(App and web page records)
···

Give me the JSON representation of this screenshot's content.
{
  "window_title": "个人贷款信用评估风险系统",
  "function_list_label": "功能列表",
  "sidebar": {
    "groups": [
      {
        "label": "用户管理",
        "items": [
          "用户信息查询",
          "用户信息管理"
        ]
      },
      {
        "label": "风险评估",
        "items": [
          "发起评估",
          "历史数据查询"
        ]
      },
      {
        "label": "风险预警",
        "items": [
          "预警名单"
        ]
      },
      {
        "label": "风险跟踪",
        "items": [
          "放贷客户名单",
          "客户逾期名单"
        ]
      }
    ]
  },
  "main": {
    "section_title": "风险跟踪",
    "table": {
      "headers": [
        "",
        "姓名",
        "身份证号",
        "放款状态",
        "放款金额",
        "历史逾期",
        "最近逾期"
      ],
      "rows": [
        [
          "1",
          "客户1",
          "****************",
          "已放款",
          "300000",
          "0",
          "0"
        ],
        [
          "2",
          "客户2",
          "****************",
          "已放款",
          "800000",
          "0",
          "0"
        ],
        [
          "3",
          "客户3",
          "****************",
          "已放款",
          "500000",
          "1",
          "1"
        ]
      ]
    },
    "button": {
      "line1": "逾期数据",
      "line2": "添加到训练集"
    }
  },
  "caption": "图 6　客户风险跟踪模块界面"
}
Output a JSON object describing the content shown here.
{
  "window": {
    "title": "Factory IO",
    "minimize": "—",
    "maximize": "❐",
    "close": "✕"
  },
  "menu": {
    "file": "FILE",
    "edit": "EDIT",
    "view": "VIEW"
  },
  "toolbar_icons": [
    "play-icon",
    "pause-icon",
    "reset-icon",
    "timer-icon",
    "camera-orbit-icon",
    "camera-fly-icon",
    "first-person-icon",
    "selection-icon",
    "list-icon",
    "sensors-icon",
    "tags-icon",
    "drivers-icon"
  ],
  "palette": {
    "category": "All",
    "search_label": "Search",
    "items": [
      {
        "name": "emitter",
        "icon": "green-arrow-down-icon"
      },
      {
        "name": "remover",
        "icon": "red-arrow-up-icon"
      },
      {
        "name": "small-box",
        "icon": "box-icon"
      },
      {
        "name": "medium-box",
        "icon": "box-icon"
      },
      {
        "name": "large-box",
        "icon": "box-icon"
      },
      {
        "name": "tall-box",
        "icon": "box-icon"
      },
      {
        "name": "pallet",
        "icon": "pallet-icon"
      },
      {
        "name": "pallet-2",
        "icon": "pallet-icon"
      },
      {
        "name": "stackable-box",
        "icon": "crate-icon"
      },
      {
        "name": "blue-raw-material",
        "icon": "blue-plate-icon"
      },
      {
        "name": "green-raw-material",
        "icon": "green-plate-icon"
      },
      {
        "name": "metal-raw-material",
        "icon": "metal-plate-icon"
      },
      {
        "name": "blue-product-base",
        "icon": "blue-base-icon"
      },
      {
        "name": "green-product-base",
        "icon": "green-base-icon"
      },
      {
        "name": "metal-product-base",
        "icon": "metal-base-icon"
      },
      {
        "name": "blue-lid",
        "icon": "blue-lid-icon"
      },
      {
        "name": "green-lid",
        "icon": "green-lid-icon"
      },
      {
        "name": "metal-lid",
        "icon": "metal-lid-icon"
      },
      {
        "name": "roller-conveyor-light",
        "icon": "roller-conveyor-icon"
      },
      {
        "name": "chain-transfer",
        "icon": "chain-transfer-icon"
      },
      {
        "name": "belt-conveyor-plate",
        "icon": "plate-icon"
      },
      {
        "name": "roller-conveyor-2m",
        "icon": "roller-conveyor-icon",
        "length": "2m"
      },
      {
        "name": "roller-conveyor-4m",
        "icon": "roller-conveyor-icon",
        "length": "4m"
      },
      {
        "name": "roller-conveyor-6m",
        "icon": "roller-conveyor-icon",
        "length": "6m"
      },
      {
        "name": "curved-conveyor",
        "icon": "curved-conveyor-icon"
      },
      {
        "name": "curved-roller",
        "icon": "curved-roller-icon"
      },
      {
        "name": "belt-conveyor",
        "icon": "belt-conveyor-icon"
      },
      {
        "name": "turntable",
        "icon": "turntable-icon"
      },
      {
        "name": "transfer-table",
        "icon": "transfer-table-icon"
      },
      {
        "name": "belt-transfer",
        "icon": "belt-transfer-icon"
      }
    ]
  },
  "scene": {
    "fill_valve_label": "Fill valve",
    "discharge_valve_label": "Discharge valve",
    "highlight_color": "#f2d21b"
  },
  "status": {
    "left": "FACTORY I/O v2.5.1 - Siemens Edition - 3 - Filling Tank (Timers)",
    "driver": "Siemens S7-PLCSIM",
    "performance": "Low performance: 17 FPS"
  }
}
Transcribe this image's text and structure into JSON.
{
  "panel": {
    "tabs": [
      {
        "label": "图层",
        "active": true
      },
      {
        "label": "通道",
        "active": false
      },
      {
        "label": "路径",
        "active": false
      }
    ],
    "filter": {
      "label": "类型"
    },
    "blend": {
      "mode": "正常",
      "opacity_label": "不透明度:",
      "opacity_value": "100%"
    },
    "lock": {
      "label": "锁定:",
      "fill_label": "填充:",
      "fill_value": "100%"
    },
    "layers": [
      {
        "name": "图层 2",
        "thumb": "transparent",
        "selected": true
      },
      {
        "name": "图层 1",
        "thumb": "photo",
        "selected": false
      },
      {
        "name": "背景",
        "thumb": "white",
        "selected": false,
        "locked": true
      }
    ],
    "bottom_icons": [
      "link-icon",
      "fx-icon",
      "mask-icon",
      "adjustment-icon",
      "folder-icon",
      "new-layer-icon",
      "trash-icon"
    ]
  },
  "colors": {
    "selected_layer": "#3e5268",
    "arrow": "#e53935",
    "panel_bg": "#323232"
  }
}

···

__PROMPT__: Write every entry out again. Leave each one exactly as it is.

__EXERCISE ANSWER__:
Give me the JSON representation of this screenshot's content.
{
  "window_title": "个人贷款信用评估风险系统",
  "function_list_label": "功能列表",
  "sidebar": {
    "groups": [
      {
        "label": "用户管理",
        "items": [
          "用户信息查询",
          "用户信息管理"
        ]
      },
      {
        "label": "风险评估",
        "items": [
          "发起评估",
          "历史数据查询"
        ]
      },
      {
        "label": "风险预警",
        "items": [
          "预警名单"
        ]
      },
      {
        "label": "风险跟踪",
        "items": [
          "放贷客户名单",
          "客户逾期名单"
        ]
      }
    ]
  },
  "main": {
    "section_title": "风险跟踪",
    "table": {
      "headers": [
        "",
        "姓名",
        "身份证号",
        "放款状态",
        "放款金额",
        "历史逾期",
        "最近逾期"
      ],
      "rows": [
        [
          "1",
          "客户1",
          "****************",
          "已放款",
          "300000",
          "0",
          "0"
        ],
        [
          "2",
          "客户2",
          "****************",
          "已放款",
          "800000",
          "0",
          "0"
        ],
        [
          "3",
          "客户3",
          "****************",
          "已放款",
          "500000",
          "1",
          "1"
        ]
      ]
    },
    "button": {
      "line1": "逾期数据",
      "line2": "添加到训练集"
    }
  },
  "caption": "图 6　客户风险跟踪模块界面"
}
Output a JSON object describing the content shown here.
{
  "window": {
    "title": "Factory IO",
    "minimize": "—",
    "maximize": "❐",
    "close": "✕"
  },
  "menu": {
    "file": "FILE",
    "edit": "EDIT",
    "view": "VIEW"
  },
  "toolbar_icons": [
    "play-icon",
    "pause-icon",
    "reset-icon",
    "timer-icon",
    "camera-orbit-icon",
    "camera-fly-icon",
    "first-person-icon",
    "selection-icon",
    "list-icon",
    "sensors-icon",
    "tags-icon",
    "drivers-icon"
  ],
  "palette": {
    "category": "All",
    "search_label": "Search",
    "items": [
      {
        "name": "emitter",
        "icon": "green-arrow-down-icon"
      },
      {
        "name": "remover",
        "icon": "red-arrow-up-icon"
      },
      {
        "name": "small-box",
        "icon": "box-icon"
      },
      {
        "name": "medium-box",
        "icon": "box-icon"
      },
      {
        "name": "large-box",
        "icon": "box-icon"
      },
      {
        "name": "tall-box",
        "icon": "box-icon"
      },
      {
        "name": "pallet",
        "icon": "pallet-icon"
      },
      {
        "name": "pallet-2",
        "icon": "pallet-icon"
      },
      {
        "name": "stackable-box",
        "icon": "crate-icon"
      },
      {
        "name": "blue-raw-material",
        "icon": "blue-plate-icon"
      },
      {
        "name": "green-raw-material",
        "icon": "green-plate-icon"
      },
      {
        "name": "metal-raw-material",
        "icon": "metal-plate-icon"
      },
      {
        "name": "blue-product-base",
        "icon": "blue-base-icon"
      },
      {
        "name": "green-product-base",
        "icon": "green-base-icon"
      },
      {
        "name": "metal-product-base",
        "icon": "metal-base-icon"
      },
      {
        "name": "blue-lid",
        "icon": "blue-lid-icon"
      },
      {
        "name": "green-lid",
        "icon": "green-lid-icon"
      },
      {
        "name": "metal-lid",
        "icon": "metal-lid-icon"
      },
      {
        "name": "roller-conveyor-light",
        "icon": "roller-conveyor-icon"
      },
      {
        "name": "chain-transfer",
        "icon": "chain-transfer-icon"
      },
      {
        "name": "belt-conveyor-plate",
        "icon": "plate-icon"
      },
      {
        "name": "roller-conveyor-2m",
        "icon": "roller-conveyor-icon",
        "length": "2m"
      },
      {
        "name": "roller-conveyor-4m",
        "icon": "roller-conveyor-icon",
        "length": "4m"
      },
      {
        "name": "roller-conveyor-6m",
        "icon": "roller-conveyor-icon",
        "length": "6m"
      },
      {
        "name": "curved-conveyor",
        "icon": "curved-conveyor-icon"
      },
      {
        "name": "curved-roller",
        "icon": "curved-roller-icon"
      },
      {
        "name": "belt-conveyor",
        "icon": "belt-conveyor-icon"
      },
      {
        "name": "turntable",
        "icon": "turntable-icon"
      },
      {
        "name": "transfer-table",
        "icon": "transfer-table-icon"
      },
      {
        "name": "belt-transfer",
        "icon": "belt-transfer-icon"
      }
    ]
  },
  "scene": {
    "fill_valve_label": "Fill valve",
    "discharge_valve_label": "Discharge valve",
    "highlight_color": "#f2d21b"
  },
  "status": {
    "left": "FACTORY I/O v2.5.1 - Siemens Edition - 3 - Filling Tank (Timers)",
    "driver": "Siemens S7-PLCSIM",
    "performance": "Low performance: 17 FPS"
  }
}
Transcribe this image's text and structure into JSON.
{
  "panel": {
    "tabs": [
      {
        "label": "图层",
        "active": true
      },
      {
        "label": "通道",
        "active": false
      },
      {
        "label": "路径",
        "active": false
      }
    ],
    "filter": {
      "label": "类型"
    },
    "blend": {
      "mode": "正常",
      "opacity_label": "不透明度:",
      "opacity_value": "100%"
    },
    "lock": {
      "label": "锁定:",
      "fill_label": "填充:",
      "fill_value": "100%"
    },
    "layers": [
      {
        "name": "图层 2",
        "thumb": "transparent",
        "selected": true
      },
      {
        "name": "图层 1",
        "thumb": "photo",
        "selected": false
      },
      {
        "name": "背景",
        "thumb": "white",
        "selected": false,
        "locked": true
      }
    ],
    "bottom_icons": [
      "link-icon",
      "fx-icon",
      "mask-icon",
      "adjustment-icon",
      "folder-icon",
      "new-layer-icon",
      "trash-icon"
    ]
  },
  "colors": {
    "selected_layer": "#3e5268",
    "arrow": "#e53935",
    "panel_bg": "#323232"
  }
}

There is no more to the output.